> [Prompt]: Work out how many lines of the records contain "Output". Answer with the number and nothing else.

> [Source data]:
★ ★ ★

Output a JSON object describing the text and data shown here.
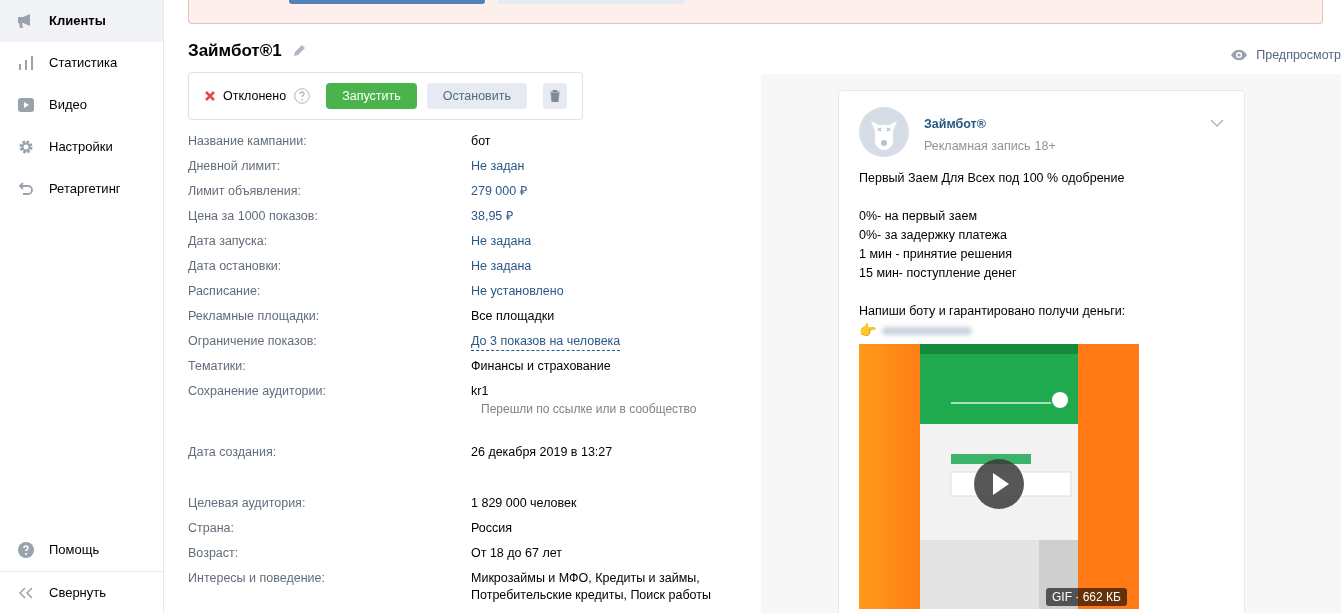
{
  "sidebar": {
    "items": [
      {
        "label": "Клиенты",
        "selected": true
      },
      {
        "label": "Статистика",
        "selected": false
      },
      {
        "label": "Видео",
        "selected": false
      },
      {
        "label": "Настройки",
        "selected": false
      },
      {
        "label": "Ретаргетинг",
        "selected": false
      }
    ],
    "footer": [
      {
        "label": "Помощь"
      },
      {
        "label": "Свернуть"
      }
    ]
  },
  "campaign": {
    "title": "Займбот®1",
    "status": {
      "kind": "rejected",
      "label": "Отклонено"
    },
    "buttons": [
      {
        "label": "Запустить",
        "kind": "primary"
      },
      {
        "label": "Остановить",
        "kind": "secondary"
      }
    ],
    "sections": [
      [
        {
          "label": "Название кампании:",
          "value": "бот",
          "kind": "text"
        },
        {
          "label": "Дневной лимит:",
          "value": "Не задан",
          "kind": "link"
        },
        {
          "label": "Лимит объявления:",
          "value": "279 000 ₽",
          "kind": "link"
        },
        {
          "label": "Цена за 1000 показов:",
          "value": "38,95 ₽",
          "kind": "link"
        },
        {
          "label": "Дата запуска:",
          "value": "Не задана",
          "kind": "link"
        },
        {
          "label": "Дата остановки:",
          "value": "Не задана",
          "kind": "link"
        },
        {
          "label": "Расписание:",
          "value": "Не установлено",
          "kind": "link"
        },
        {
          "label": "Рекламные площадки:",
          "value": "Все площадки",
          "kind": "text"
        },
        {
          "label": "Ограничение показов:",
          "value": "До 3 показов на человека",
          "kind": "dashed"
        },
        {
          "label": "Тематики:",
          "value": "Финансы и страхование",
          "kind": "text"
        },
        {
          "label": "Сохранение аудитории:",
          "value": "kr1",
          "note": "Перешли по ссылке или в сообщество",
          "kind": "text"
        }
      ],
      [
        {
          "label": "Дата создания:",
          "value": "26 декабря 2019 в 13:27",
          "kind": "text"
        }
      ],
      [
        {
          "label": "Целевая аудитория:",
          "value": "1 829 000 человек",
          "kind": "text"
        },
        {
          "label": "Страна:",
          "value": "Россия",
          "kind": "text"
        },
        {
          "label": "Возраст:",
          "value": "От 18 до 67 лет",
          "kind": "text"
        },
        {
          "label": "Интересы и поведение:",
          "value": "Микрозаймы и МФО, Кредиты и займы, Потребительские кредиты, Поиск работы",
          "kind": "text"
        }
      ]
    ]
  },
  "preview": {
    "label": "Предпросмотр",
    "post": {
      "author": "Займбот®",
      "subtitle": "Рекламная запись",
      "age": "18+",
      "paragraphs": [
        [
          "Первый Заем Для Всех под 100 % одобрение"
        ],
        [
          "0%- на первый заем",
          "0%- за задержку платежа",
          "1 мин - принятие решения",
          "15 мин- поступление денег"
        ],
        [
          "Напиши боту и гарантировано получи деньги:"
        ]
      ],
      "pointer": "👉",
      "media": {
        "kind": "picture",
        "badge": "GIF · 662 КБ"
      }
    }
  }
}
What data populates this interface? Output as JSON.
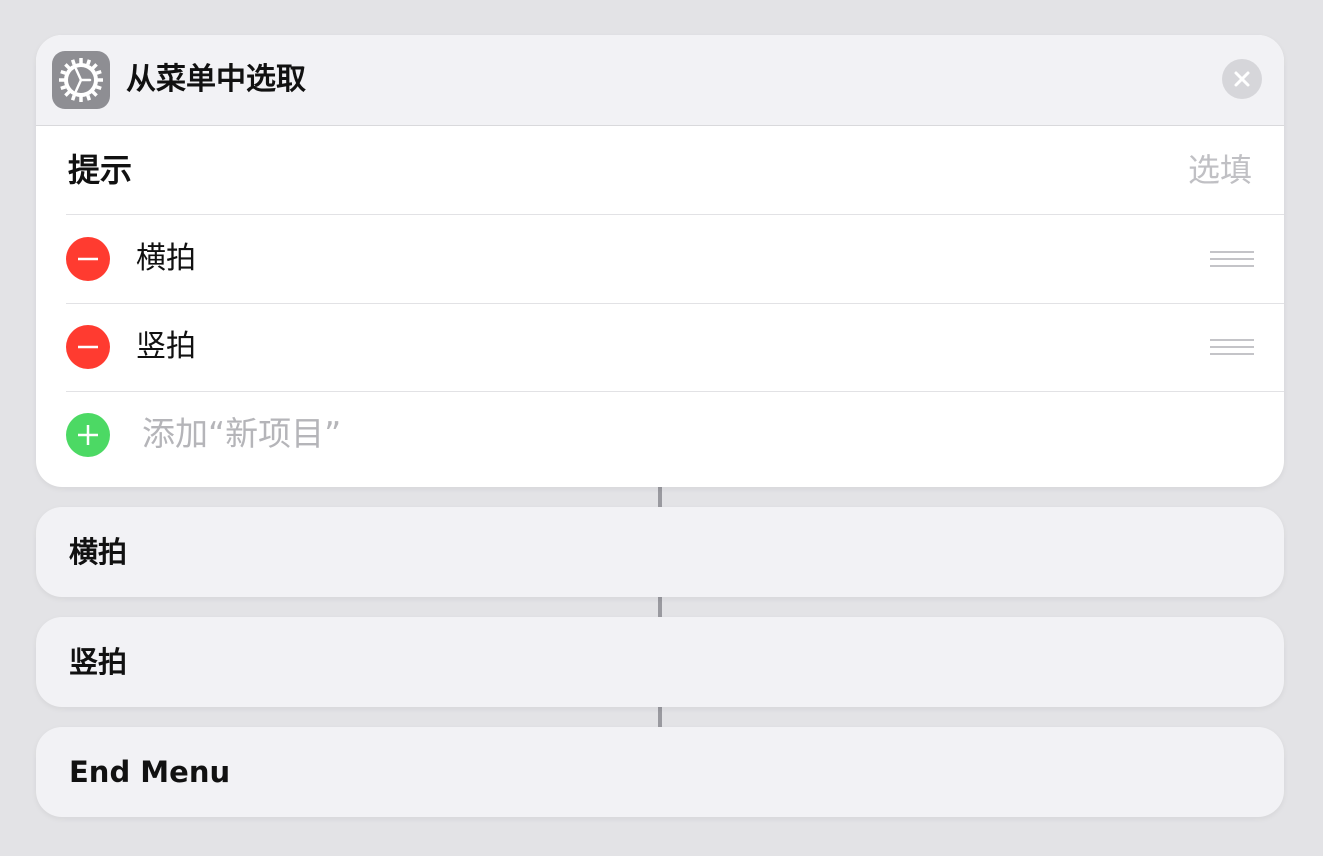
{
  "action": {
    "title": "从菜单中选取",
    "icon": "gear-icon",
    "close_icon": "close-icon"
  },
  "prompt": {
    "label": "提示",
    "placeholder": "选填"
  },
  "menu_items": [
    {
      "label": "横拍"
    },
    {
      "label": "竖拍"
    }
  ],
  "add_item": {
    "label": "添加“新项目”"
  },
  "blocks": [
    {
      "label": "横拍"
    },
    {
      "label": "竖拍"
    },
    {
      "label": "End Menu"
    }
  ],
  "colors": {
    "remove": "#ff3b30",
    "add": "#4cd964",
    "icon_bg": "#8e8e93"
  }
}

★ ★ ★

> [Answer box]: 2